- _PROBLEM STATEMENT_: Lift out all lines below that contain "Reports".
*** Begin section ***
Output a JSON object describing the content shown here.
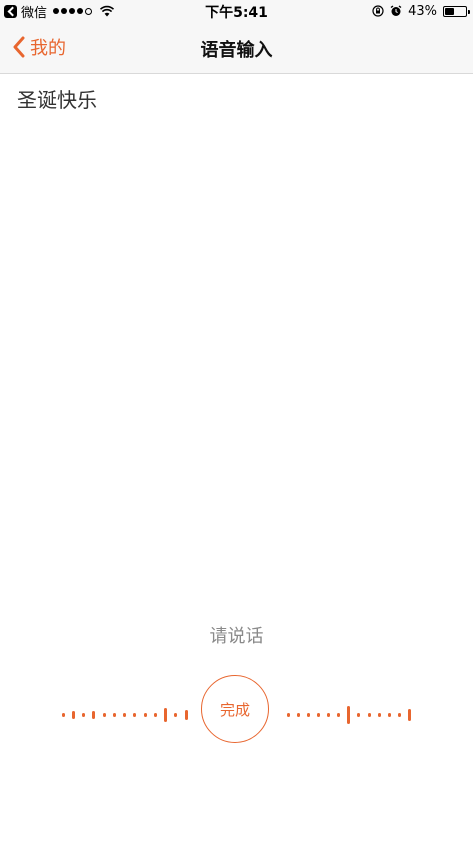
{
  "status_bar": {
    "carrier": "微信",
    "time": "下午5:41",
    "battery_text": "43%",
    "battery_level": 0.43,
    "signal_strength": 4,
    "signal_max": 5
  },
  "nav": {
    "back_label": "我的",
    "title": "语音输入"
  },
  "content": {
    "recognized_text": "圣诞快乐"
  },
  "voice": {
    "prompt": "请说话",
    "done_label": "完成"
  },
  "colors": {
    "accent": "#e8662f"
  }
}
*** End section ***
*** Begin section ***
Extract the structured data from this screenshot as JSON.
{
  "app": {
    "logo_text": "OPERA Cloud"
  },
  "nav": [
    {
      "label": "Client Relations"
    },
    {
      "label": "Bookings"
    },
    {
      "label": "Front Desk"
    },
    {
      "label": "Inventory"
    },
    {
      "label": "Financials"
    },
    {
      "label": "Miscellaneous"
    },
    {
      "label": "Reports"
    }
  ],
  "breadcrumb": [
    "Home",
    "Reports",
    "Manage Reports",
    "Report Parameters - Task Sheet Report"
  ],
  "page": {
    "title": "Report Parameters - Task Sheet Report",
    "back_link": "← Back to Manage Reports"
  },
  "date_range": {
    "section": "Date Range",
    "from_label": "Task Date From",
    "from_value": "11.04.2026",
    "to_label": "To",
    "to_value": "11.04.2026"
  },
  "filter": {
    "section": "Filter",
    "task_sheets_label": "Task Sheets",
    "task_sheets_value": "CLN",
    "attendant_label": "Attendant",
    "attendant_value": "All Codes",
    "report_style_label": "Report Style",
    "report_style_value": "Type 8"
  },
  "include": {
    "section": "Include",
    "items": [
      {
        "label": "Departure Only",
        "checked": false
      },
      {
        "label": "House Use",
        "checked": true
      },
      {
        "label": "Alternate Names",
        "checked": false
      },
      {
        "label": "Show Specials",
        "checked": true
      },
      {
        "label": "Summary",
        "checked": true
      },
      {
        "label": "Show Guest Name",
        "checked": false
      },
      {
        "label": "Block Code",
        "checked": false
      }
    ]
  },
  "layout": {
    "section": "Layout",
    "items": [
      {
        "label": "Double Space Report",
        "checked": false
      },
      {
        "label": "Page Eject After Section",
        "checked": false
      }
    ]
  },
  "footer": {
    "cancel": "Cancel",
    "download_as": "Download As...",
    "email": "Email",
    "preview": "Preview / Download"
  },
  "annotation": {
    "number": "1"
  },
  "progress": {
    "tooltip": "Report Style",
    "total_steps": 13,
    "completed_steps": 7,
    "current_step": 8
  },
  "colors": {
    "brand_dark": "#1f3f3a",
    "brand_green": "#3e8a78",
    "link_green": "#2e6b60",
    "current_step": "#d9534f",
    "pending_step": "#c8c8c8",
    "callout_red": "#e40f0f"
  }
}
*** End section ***
- _WRITTEN ANSWER_:
      "label": "Reports"
    "Reports",
    "Manage Reports",
    "back_link": "← Back to Manage Reports"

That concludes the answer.